Show, in full, each line of the data that contains "email".

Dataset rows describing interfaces
___

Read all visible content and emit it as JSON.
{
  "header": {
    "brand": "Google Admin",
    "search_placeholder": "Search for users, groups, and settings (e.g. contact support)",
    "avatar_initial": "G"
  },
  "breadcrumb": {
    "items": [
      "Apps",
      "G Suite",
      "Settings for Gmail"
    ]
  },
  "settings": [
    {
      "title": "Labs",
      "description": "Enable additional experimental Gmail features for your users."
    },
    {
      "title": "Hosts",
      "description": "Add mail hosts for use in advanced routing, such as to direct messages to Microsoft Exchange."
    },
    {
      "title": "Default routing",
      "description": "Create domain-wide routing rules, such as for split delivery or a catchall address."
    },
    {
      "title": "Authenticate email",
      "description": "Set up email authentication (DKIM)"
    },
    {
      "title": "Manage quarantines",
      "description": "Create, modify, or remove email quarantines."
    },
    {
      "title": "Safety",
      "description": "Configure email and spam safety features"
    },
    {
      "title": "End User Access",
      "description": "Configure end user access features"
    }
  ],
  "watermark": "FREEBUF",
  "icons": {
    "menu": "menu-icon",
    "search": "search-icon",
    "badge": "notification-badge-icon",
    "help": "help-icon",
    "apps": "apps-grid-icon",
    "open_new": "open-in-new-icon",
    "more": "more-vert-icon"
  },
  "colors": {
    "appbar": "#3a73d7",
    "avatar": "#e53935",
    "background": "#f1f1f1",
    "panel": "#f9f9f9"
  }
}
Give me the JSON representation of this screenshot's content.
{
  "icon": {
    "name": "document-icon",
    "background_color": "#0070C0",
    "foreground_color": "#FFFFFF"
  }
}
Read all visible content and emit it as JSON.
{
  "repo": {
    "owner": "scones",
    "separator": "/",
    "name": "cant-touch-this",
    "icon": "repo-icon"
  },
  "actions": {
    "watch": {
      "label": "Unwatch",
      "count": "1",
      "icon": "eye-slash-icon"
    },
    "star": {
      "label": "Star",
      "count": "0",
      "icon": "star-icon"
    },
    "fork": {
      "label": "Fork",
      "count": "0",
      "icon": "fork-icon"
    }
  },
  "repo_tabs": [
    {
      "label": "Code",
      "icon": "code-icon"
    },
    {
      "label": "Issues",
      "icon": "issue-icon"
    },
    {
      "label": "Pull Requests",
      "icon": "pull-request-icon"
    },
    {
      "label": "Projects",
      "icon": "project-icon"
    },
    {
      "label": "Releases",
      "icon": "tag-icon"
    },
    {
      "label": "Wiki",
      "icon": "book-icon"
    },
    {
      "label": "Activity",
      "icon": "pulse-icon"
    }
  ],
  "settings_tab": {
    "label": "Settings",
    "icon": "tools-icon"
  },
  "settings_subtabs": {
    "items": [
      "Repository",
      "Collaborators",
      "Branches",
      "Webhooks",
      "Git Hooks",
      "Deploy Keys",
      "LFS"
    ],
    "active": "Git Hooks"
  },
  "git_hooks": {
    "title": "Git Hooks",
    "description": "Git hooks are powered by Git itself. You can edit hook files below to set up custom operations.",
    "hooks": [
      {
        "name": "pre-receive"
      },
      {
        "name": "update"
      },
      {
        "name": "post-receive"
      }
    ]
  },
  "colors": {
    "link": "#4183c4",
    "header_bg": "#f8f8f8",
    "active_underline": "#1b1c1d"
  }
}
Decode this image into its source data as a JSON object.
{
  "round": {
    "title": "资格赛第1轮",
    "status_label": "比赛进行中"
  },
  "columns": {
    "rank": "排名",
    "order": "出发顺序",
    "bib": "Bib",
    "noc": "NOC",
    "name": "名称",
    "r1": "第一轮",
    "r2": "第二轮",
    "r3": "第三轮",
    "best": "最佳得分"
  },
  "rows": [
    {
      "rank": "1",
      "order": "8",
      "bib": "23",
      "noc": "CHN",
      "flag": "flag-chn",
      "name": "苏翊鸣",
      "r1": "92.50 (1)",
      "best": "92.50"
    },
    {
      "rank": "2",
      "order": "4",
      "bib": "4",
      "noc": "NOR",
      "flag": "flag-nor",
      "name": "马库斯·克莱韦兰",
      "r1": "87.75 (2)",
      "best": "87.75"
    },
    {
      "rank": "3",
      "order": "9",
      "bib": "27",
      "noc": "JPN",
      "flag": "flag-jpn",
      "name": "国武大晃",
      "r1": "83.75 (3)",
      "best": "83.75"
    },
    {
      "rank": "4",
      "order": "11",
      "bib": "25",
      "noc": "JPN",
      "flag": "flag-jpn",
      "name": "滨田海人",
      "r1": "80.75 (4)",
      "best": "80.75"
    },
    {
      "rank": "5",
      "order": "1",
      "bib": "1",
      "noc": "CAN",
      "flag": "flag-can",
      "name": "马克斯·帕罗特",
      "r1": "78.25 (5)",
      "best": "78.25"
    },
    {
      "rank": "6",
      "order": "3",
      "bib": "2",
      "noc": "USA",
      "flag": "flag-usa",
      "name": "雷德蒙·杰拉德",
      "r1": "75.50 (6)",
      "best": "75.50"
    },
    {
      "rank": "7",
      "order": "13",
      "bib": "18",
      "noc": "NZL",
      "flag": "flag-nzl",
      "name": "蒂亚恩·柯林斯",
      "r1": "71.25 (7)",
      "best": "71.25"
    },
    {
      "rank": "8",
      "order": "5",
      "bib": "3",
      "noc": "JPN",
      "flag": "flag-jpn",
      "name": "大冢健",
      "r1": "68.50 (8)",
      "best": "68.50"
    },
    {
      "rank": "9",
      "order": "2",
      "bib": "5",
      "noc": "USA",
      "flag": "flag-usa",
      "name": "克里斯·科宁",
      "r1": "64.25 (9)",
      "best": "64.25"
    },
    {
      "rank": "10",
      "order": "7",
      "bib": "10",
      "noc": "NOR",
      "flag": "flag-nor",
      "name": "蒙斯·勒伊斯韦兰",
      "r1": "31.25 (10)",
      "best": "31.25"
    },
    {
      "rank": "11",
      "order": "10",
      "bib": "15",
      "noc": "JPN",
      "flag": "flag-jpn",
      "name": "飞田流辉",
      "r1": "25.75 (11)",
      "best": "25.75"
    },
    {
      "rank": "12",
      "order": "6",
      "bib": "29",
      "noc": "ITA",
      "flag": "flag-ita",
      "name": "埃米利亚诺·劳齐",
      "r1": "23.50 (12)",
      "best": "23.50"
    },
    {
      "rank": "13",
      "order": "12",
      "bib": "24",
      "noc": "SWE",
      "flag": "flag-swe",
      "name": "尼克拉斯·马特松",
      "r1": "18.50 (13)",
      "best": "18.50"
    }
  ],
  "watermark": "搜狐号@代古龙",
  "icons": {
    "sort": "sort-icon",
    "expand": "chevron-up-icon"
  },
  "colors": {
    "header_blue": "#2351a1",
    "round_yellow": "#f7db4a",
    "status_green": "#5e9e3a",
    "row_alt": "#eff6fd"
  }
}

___

Reply —
      "title": "Authenticate email",
      "description": "Set up email authentication (DKIM)"
      "description": "Create, modify, or remove email quarantines."
      "description": "Configure email and spam safety features"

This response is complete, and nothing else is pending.